Is Edsforth Still Employed?

The Daily Dartmouth reports today that the illustrious Ronald Edsforth, who was at some point in the not-to-distant past teaching a class titled “War and Peace” (and maybe in charge of the War/Peace program, which I believe was recently eliminated), organized a protest at a debate on torture and extra-judicial killings. “Torture and extra-judicial killing are not legitimate policy options,” a flier he was distributing read. “They should be condemned by all as barbaric, illegal and immoral.”

This is obviously a much more complex issue than Edsforth would have anyone believe. I wonder what his thoughts are on the ticking-bomb scenario, whereby the U.S. has a in custody a terrorist who knows the details of an imminent attack that will kill thousands of American civilians? He won’t talk, so what does the U.S. do? Is torture in that situation a viable option? The answer may not be clear, but it is certainly open for debate–and, indeed, it is a debate that should be encouraged. Can anyone in good conscience deny that?

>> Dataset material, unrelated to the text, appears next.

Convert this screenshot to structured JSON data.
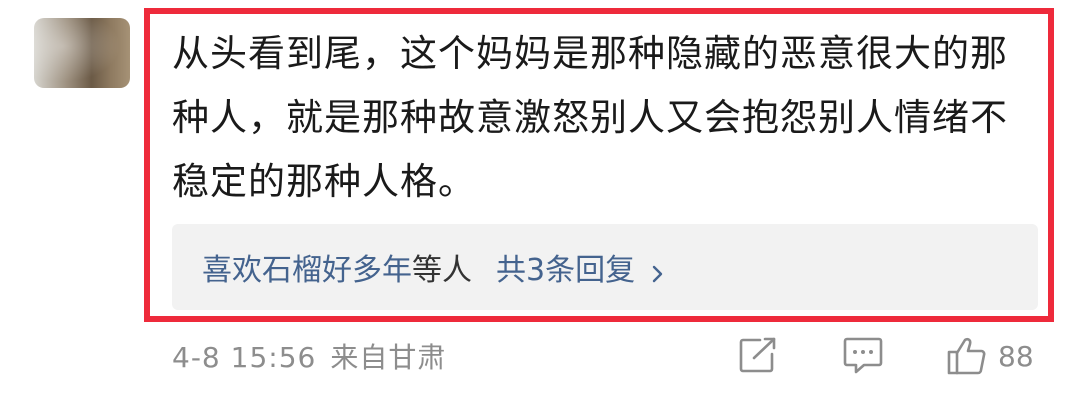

Regarding extra-judicial killings: How does Edsforth feel about the targeted killing of high-ranking al-Qaeda officers (or even low-level grunts)? If a U.S. sniper has al-Zarqawi in his cross-hair, and he’ll escape unless the soldier pulls the trigger, what should the soldier do? Again, some people may not think we should kill terrorists in that fashion, but to discourage people from attending a debate aiming to illuminate the complexities and nuances of these questions is galling.

I thought Edsforth was canned my senior year, but I recall that there was some student grumbling about it (and I think Edsforth himself shamelessly tried to organize a petition, which I guess if he’s still around was successful). Anyway, if there were any question about whether he should remain at Dartmouth, this protest should settle it. To say that these issues are simply beyond debate, are “not legitimate policy options,” shows a casual disregard for the premise of free inquiry and open debate, a core value all professors should respect.

(Also, that Edsforth was “delighted” by the protest turnout–a whopping ten people–is just another sign that he’s disconnected from reality.)